What is fueling some of the biggest growth in Baltimore County school enrollment? The immigrants. Where are many coming from? Nigeria.

While some new county leaders might like to satisfy the requests and raise taxes this year, they might decide it is better to wait until the General Assembly has acted on the Kirwan legislation expected to be introduced in the 2020 session, said Michael Sanderson, executive director of the Maryland Association of Counties.

“Its effect on county finances is completely unknown,” Sanderson said. So county executives are likely to decide not “to take a plunge and raise taxes now” knowing that a second tax increase might be needed the following year to fund the Kirwan recommendations.


Not everyone will be eager to raise taxes to fund their schools. “I don’t think it is as simple as everyone [agreeing] with the conclusion that the schools are underfunded, but there are certain needs there,” Sanderson said.


In Caroline County on the Eastern Shore, the county commissioners decided they needed to build a new school. The commissioners, all Republicans, raised the county income tax to pay for it — and won re-election three weeks later.

In other districts, school leaders say there’s a long list of needs. Superintendents say they need to add more social workers, school counselors and special education teachers. More than 40 percent of the state’s public school students qualify for a free or reduced-price meal, a designation of poverty.

“The 2008 economic crisis was a long time ago,”said John Woolums, head of governmental relations at the Maryland Association of Boards of Education. “Some counties have done more than others,” he said, but mostly they have just maintained spending — while needs have grown and expenses have risen. “Pressure is being brought to bear. We want to hire more teachers and more other professionals,” Woolums said.

A recent Goucher College poll showed that two-thirds of Marylanders believe public schools are underfunded.

The Kirwan recommendations would significantly increase funding, but would also require school systems to spend the money on specific improvements to schools, such as prekindergarten classes, more career technology education for high school students, and support for schools where students live in areas of concentrated poverty.

Ferguson says he realizes the $3.8 billion annual price tag could be off-putting to some. If there is one fact that should persuade the public, Ferguson said, it is in a report released late last year.

Only 28 percent of Maryland’s 2011 high school graduates had obtained an associate or bachelor’s degree eight years later.

Former University System of Maryland Chancellor William “Brit” Kirwan joined Democratic leaders in Annapolis to rally support for legislation that would provide more than $1 billion over the next two years to begin implementing his education commission’s recommendations.

Local school budget requests

Some Maryland school systems are pressing their local governments to provide much more money for the coming year.

» Howard County: The school board is asking for an increase of nearly 16 percent above this year’s budget, which is still less than the superintendent had sought. The $973 million spending plan will go to County Executive Calvin Ball and the County Council, who have already expressed concern that it is more than the county can afford.

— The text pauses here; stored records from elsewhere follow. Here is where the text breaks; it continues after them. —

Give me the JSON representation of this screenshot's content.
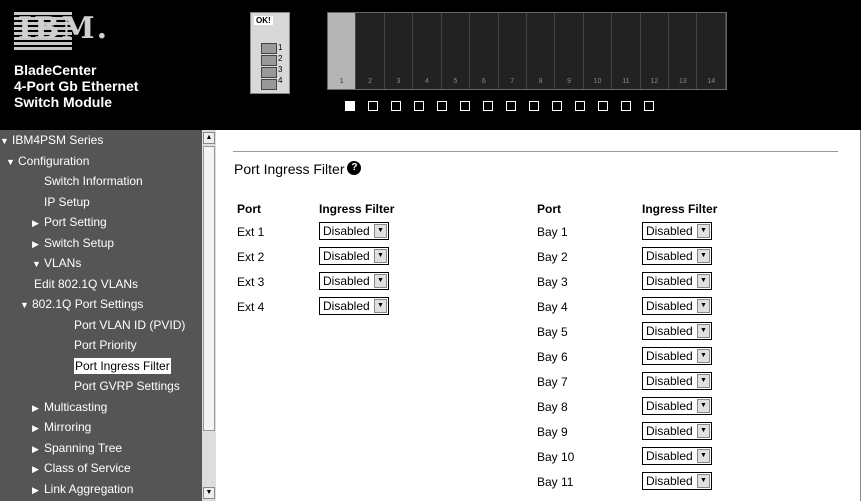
{
  "header": {
    "logo": "IBM.",
    "brand_lines": [
      "BladeCenter",
      "4-Port Gb Ethernet",
      "Switch Module"
    ],
    "module_ok": "OK!",
    "module_ports": [
      "1",
      "2",
      "3",
      "4"
    ],
    "bays": [
      "1",
      "2",
      "3",
      "4",
      "5",
      "6",
      "7",
      "8",
      "9",
      "10",
      "11",
      "12",
      "13",
      "14"
    ],
    "active_bay": 1
  },
  "sidebar": {
    "items": [
      {
        "label": "IBM4PSM Series",
        "level": 0,
        "arrow": "down"
      },
      {
        "label": "Configuration",
        "level": 1,
        "arrow": "down"
      },
      {
        "label": "Switch Information",
        "level": 2,
        "arrow": ""
      },
      {
        "label": "IP Setup",
        "level": 2,
        "arrow": ""
      },
      {
        "label": "Port Setting",
        "level": 2,
        "arrow": "right"
      },
      {
        "label": "Switch Setup",
        "level": 2,
        "arrow": "right"
      },
      {
        "label": "VLANs",
        "level": 2,
        "arrow": "down"
      },
      {
        "label": "Edit 802.1Q VLANs",
        "level": 3,
        "arrow": ""
      },
      {
        "label": "802.1Q Port Settings",
        "level": 3,
        "arrow": "down"
      },
      {
        "label": "Port VLAN ID (PVID)",
        "level": 4,
        "arrow": ""
      },
      {
        "label": "Port Priority",
        "level": 4,
        "arrow": ""
      },
      {
        "label": "Port Ingress Filter",
        "level": 4,
        "arrow": "",
        "selected": true
      },
      {
        "label": "Port GVRP Settings",
        "level": 4,
        "arrow": ""
      },
      {
        "label": "Multicasting",
        "level": 2,
        "arrow": "right"
      },
      {
        "label": "Mirroring",
        "level": 2,
        "arrow": "right"
      },
      {
        "label": "Spanning Tree",
        "level": 2,
        "arrow": "right"
      },
      {
        "label": "Class of Service",
        "level": 2,
        "arrow": "right"
      },
      {
        "label": "Link Aggregation",
        "level": 2,
        "arrow": "right"
      }
    ]
  },
  "main": {
    "title": "Port Ingress Filter",
    "help_icon": "?",
    "col_port": "Port",
    "col_filter": "Ingress Filter",
    "ext_ports": [
      {
        "port": "Ext 1",
        "value": "Disabled"
      },
      {
        "port": "Ext 2",
        "value": "Disabled"
      },
      {
        "port": "Ext 3",
        "value": "Disabled"
      },
      {
        "port": "Ext 4",
        "value": "Disabled"
      }
    ],
    "bay_ports": [
      {
        "port": "Bay 1",
        "value": "Disabled"
      },
      {
        "port": "Bay 2",
        "value": "Disabled"
      },
      {
        "port": "Bay 3",
        "value": "Disabled"
      },
      {
        "port": "Bay 4",
        "value": "Disabled"
      },
      {
        "port": "Bay 5",
        "value": "Disabled"
      },
      {
        "port": "Bay 6",
        "value": "Disabled"
      },
      {
        "port": "Bay 7",
        "value": "Disabled"
      },
      {
        "port": "Bay 8",
        "value": "Disabled"
      },
      {
        "port": "Bay 9",
        "value": "Disabled"
      },
      {
        "port": "Bay 10",
        "value": "Disabled"
      },
      {
        "port": "Bay 11",
        "value": "Disabled"
      }
    ]
  },
  "icons": {
    "expand": "triangle-down",
    "collapse": "triangle-right",
    "help": "question-circle-icon"
  }
}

» Baltimore County: The board is asking for a 14.8 percent increase — or more than $90 million — in county spending over this year. Board members say the county needs to lower class sizes, which in some schools have ballooned to 30 to 35 students, and provide more money to principals to run their schools.

» Anne Arundel County: The budget request is nearly 10 percent more than the current year, and far more than the school system has gotten in recent years. Board members say the money is needed for teacher raises and to hire more special education staff.

» Harford County: The board is seeking a 6.1 percent increase in money from the county, slightly more than the superintendent asked for. The board’s $472 million request is $15 million more than this year.

» Carroll County: The school board voted to ask for $8.9 million more from the county government for next school year, a 4.7 percent increase over this year’s budget.

» Baltimore City: The school system does not release a proposed operating budget until April or May.